Victor (Year 8) said, “The Bankwest Junior App Hack was an experience that I will never forget. I was honoured to be given the opportunity to showcase my app and I was truly excited to do so. The judges were kind and gave constructive feedback, which certainly encouraged myself and my partner, Mitchell. The team at Bankwest were very welcoming and as a student, I look forward to my future involvements in coding and my community.”

We thank God for enabling our students to develop and display their God-given talents to impact the community around them. Their God-honouring testimony has certainly left a deep impression upon the hearts of many. The main event organiser at Bankwest, Elle Moog, shared, “Myself and my colleagues were so impressed with how well-behaved, well-spoken, and polite they all were. Even just little things like waiting for people to exit the lift before they got on and waiting until given permission to start getting their lunch. It’s a real credit to their teachers and parents with the behaviour that they showed.”

“I thank my God upon every remembrance of you. Always in every prayer of mine for you all making request with joy. For your fellowship in the gospel from the first day until now. Being confident of this very thing, that he which hath begun a good work in you will perform it until the day of Jesus Christ” – Philippians 1:3-6.

Year 12 Geography Explore East Perth

Undaunted by the weather forecast of 100% chance of rain, the Year 12 Geography students ventured out for a walking tour of the East Perth Redevelopment Area on Friday 3 August. This forms part of their Planning Sustainable Cities unit, where they study the challenges and processes for planning a metropolitan centre like Perth.

Taking the opportunity of the dry spell before the storm, we walked along the foreshore as far as the Matagarup Bridge, where the students took note of the forbidding sky as well as the scenic views of  Optus Stadium.
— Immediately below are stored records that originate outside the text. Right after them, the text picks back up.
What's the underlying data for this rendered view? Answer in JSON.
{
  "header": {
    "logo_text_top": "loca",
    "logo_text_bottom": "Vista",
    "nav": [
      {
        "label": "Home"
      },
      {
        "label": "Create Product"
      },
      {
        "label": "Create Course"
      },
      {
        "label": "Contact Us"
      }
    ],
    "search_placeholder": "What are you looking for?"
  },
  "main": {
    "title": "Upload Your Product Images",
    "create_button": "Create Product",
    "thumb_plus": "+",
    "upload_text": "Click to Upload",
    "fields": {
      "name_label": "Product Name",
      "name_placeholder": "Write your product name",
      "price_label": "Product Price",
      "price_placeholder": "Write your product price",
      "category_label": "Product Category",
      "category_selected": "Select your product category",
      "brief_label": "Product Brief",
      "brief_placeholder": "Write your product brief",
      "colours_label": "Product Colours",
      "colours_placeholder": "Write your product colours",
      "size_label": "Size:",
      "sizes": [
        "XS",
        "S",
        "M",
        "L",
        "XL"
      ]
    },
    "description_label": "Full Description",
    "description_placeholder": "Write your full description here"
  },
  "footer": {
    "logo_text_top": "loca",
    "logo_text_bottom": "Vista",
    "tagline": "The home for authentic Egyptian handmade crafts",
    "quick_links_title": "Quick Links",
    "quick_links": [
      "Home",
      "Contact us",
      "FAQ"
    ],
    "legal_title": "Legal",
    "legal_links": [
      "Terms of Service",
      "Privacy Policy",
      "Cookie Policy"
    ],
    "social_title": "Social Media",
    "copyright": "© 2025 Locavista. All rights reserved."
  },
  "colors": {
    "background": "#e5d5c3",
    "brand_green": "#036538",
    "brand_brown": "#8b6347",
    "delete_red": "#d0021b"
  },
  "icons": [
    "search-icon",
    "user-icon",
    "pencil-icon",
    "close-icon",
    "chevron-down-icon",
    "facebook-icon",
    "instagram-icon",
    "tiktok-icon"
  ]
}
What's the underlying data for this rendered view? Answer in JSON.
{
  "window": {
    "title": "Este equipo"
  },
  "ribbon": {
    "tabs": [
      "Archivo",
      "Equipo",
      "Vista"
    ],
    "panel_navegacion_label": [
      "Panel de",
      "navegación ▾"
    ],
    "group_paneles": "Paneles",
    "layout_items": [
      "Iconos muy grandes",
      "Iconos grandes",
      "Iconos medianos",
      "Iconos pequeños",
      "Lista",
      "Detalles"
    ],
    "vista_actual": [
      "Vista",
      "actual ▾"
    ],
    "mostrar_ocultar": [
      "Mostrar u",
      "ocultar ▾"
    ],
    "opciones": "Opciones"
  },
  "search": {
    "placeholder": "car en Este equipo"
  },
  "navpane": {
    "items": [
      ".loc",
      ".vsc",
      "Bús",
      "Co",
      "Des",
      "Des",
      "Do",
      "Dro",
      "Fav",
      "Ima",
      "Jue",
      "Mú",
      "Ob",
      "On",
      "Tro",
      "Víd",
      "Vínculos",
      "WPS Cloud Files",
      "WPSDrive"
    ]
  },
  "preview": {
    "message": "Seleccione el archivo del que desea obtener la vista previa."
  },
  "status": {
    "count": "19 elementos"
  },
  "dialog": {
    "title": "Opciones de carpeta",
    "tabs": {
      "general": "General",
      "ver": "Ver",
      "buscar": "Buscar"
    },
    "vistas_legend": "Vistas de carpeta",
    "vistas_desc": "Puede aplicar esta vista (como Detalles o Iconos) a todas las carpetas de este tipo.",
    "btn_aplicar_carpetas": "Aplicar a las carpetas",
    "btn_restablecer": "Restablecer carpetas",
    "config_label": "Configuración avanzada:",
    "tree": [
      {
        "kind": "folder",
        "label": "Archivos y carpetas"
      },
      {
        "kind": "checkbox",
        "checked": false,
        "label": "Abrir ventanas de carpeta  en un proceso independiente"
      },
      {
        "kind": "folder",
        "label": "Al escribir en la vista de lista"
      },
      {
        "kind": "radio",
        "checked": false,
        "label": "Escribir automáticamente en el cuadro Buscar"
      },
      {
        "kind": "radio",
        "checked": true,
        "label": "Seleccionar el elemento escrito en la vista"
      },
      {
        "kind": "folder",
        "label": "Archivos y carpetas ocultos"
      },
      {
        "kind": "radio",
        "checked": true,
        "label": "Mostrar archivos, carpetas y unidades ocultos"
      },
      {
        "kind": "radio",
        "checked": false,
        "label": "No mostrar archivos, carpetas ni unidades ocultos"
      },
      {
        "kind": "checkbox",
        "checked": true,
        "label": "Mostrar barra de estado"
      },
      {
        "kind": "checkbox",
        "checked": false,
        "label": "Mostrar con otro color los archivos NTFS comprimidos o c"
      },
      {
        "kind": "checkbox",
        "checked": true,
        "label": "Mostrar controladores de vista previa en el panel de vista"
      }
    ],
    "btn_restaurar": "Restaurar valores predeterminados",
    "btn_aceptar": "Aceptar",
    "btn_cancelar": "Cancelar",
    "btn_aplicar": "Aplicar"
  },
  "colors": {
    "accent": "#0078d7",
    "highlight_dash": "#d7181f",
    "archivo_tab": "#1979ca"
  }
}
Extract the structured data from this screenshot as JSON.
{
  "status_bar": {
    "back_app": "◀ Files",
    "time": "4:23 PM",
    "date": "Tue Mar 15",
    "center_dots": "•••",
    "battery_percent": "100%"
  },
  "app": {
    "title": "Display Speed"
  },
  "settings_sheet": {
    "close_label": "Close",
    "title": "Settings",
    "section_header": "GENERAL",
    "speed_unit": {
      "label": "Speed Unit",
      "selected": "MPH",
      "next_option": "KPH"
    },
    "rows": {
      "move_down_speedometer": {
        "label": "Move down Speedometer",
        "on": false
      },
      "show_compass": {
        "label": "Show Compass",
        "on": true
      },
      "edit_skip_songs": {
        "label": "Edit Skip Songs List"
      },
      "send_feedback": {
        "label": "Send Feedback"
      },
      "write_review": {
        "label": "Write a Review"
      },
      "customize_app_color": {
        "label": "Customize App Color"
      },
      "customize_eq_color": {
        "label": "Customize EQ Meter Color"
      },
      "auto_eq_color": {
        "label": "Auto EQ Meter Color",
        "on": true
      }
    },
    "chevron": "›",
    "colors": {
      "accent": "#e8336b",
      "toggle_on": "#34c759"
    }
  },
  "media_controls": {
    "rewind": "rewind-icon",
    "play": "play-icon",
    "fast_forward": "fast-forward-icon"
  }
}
Being good geographers, we then took refuge at Yagan Square in the CBD for lunch.

  • Do you have any questions?

    We believe Christian education should be as affordable as possible, because we are a community of Christian families working together to provide a unique educational program for our children.